With MLB's economic outlook shaky for 2021, it's unreasonable to say Jim Crane and his partners should give Springer whatever he wants. A six or seven year megadollar contract for a 31-year-old player with some durability questions on his resume is an iffy proposition. At the same time, the Astros have been quite profitable in recent years (before 2020), and Crane said over the summer the Astros were positioned to be "aggressive, whatever the market looks like." 13 million Josh Reddick dollars are off the books for 2021, 10 mil of Roberto Osuna is gone. After next year more than 57 mil of Justin Verlander and Zack Greinke clear.

MLB's postseason awards will be doled out over the next couple weeks but for the first time in years the Astros don't have a credible candidate for any of the big ones (MVP, Cy Young, Rookie of the Year, Manager of the Year). The Astros do have three American League Gold Glove finalists. I think Carlos Correa wins the shortstop honor. Correa had a weak regular season at the plate but his defense was stellar, plus the two guys who divvied up the last four AL SS Gold Gloves (Francisco Lindor and Andrelton Simmons) had down seasons and aren't finalists. Quick: name the teams of fellow finalists J.P. Crawford and Niko Goodrum. Hard to see either winning over Correa. Yuli Gurriel and Kyle Tucker were also named top three at their positions. For the first time the finalist selections were driven entirely by stats and analytics.
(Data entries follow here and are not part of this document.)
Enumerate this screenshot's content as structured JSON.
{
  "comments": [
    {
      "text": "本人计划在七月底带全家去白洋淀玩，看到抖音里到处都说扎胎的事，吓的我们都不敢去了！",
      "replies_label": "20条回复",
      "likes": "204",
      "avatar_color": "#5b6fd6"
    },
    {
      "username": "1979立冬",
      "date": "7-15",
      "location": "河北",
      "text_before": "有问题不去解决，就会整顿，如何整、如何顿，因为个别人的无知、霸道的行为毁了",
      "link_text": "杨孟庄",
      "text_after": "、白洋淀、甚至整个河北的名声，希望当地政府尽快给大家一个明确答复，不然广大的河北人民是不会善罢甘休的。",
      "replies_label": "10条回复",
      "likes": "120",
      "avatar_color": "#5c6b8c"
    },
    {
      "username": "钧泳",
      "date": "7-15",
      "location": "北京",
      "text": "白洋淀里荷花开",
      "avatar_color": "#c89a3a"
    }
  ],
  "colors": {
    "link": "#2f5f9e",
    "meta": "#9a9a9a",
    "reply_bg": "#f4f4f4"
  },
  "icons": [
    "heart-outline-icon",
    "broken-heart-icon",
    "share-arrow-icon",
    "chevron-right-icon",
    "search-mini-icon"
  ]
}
Big week for the Rockets

With the Rockets settling on Stephen Silas as their new Head Coach, that hire coupled with the in house promotion of Rafael Stone to General Manager makes it appear as though owner Tilman Fertitta is doing more things on the cheap. The NBA economic environment is challenging and huge portions of the rest of Fertitta's portfolio are submerged in a COVID-driven bloodbath. Silas has paid his dues for a good while and most recently worked under the outstanding Rick Carlisle in Dallas. He has earned a lead chair opportunity. But with no prior head coaching experience and no bidding war for his services, Silas signs on at a much lower rate than, say, Jeff Van Gundy would have commanded. Former head coaches (and former Rockets' player rivals of the 90s) Jeff Hornacek and Nate McMillan would make for two strong Silas assistants. From their playing days if you combined Hornacek's offense and McMillan's defense into one player you'd have one of the top 20 or so greatest guards in NBA history.

Silas and Stone take the reins at a challenging time for the Rockets with their messy salary cap sheet, reduced draft capital, and one of the oldest core player groups in the league. Polite public statements aside, it's part of why Daryl Morey left. Maybe Mike D'Antoni too though that seemed more about feeling disrespected by the lack of a contract extension before this past season. D'Antoni may have overplayed his hand since he did not get fill any of the coaching vacancies elsewhere in the NBA. Only Oklahoma City remains open, and D'Antoni has gotten no run there.

Buzzer Beaters:

1. It seems sadly appropriate that the first meaningful positive in the Texans' 2020 season came in form of a COVID test result.

2. If we all commit to getting through it together, I think we can get by without a Texans' game this weekend. Remember, it's their open week, not a bye!

3. One hit wonder goodbye songs: Bronze-Terry Jacks "Seasons in the Sun" Silver-Norman Greenbaum "Spirit In The Sky" Gold-Steam "Na Na Hey Hey Kiss Him Goodbye"

SportsMap Emails
Are Awesome